### Records ###
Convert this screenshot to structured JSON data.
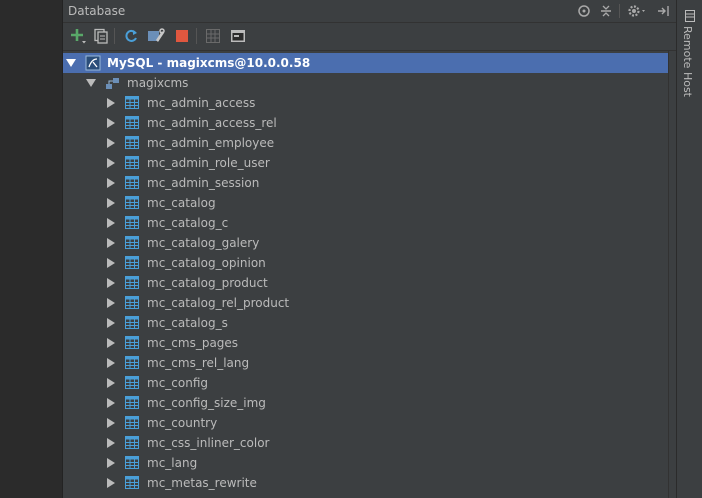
{
  "panel": {
    "title": "Database",
    "header_icons": [
      "crosshair-icon",
      "collapse-icon",
      "gear-icon",
      "hide-icon"
    ]
  },
  "toolbar": {
    "buttons": [
      "add-icon",
      "properties-icon",
      "refresh-icon",
      "settings-icon",
      "stop-icon",
      "table-view-icon",
      "console-icon"
    ]
  },
  "tree": {
    "connection": "MySQL - magixcms@10.0.0.58",
    "schema": "magixcms",
    "tables": [
      "mc_admin_access",
      "mc_admin_access_rel",
      "mc_admin_employee",
      "mc_admin_role_user",
      "mc_admin_session",
      "mc_catalog",
      "mc_catalog_c",
      "mc_catalog_galery",
      "mc_catalog_opinion",
      "mc_catalog_product",
      "mc_catalog_rel_product",
      "mc_catalog_s",
      "mc_cms_pages",
      "mc_cms_rel_lang",
      "mc_config",
      "mc_config_size_img",
      "mc_country",
      "mc_css_inliner_color",
      "mc_lang",
      "mc_metas_rewrite"
    ]
  },
  "side_tab": {
    "label": "Remote Host"
  },
  "colors": {
    "panel_bg": "#3c3f41",
    "selection": "#4b6eaf",
    "text": "#bbbbbb",
    "table_icon": "#4a9fd8"
  }
}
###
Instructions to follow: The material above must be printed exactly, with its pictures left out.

Your response:
Convert this screenshot to structured JSON data.
{
  "panel": {
    "title": "Database",
    "header_icons": [
      "crosshair-icon",
      "collapse-icon",
      "gear-icon",
      "hide-icon"
    ]
  },
  "toolbar": {
    "buttons": [
      "add-icon",
      "properties-icon",
      "refresh-icon",
      "settings-icon",
      "stop-icon",
      "table-view-icon",
      "console-icon"
    ]
  },
  "tree": {
    "connection": "MySQL - magixcms@10.0.0.58",
    "schema": "magixcms",
    "tables": [
      "mc_admin_access",
      "mc_admin_access_rel",
      "mc_admin_employee",
      "mc_admin_role_user",
      "mc_admin_session",
      "mc_catalog",
      "mc_catalog_c",
      "mc_catalog_galery",
      "mc_catalog_opinion",
      "mc_catalog_product",
      "mc_catalog_rel_product",
      "mc_catalog_s",
      "mc_cms_pages",
      "mc_cms_rel_lang",
      "mc_config",
      "mc_config_size_img",
      "mc_country",
      "mc_css_inliner_color",
      "mc_lang",
      "mc_metas_rewrite"
    ]
  },
  "side_tab": {
    "label": "Remote Host"
  },
  "colors": {
    "panel_bg": "#3c3f41",
    "selection": "#4b6eaf",
    "text": "#bbbbbb",
    "table_icon": "#4a9fd8"
  }
}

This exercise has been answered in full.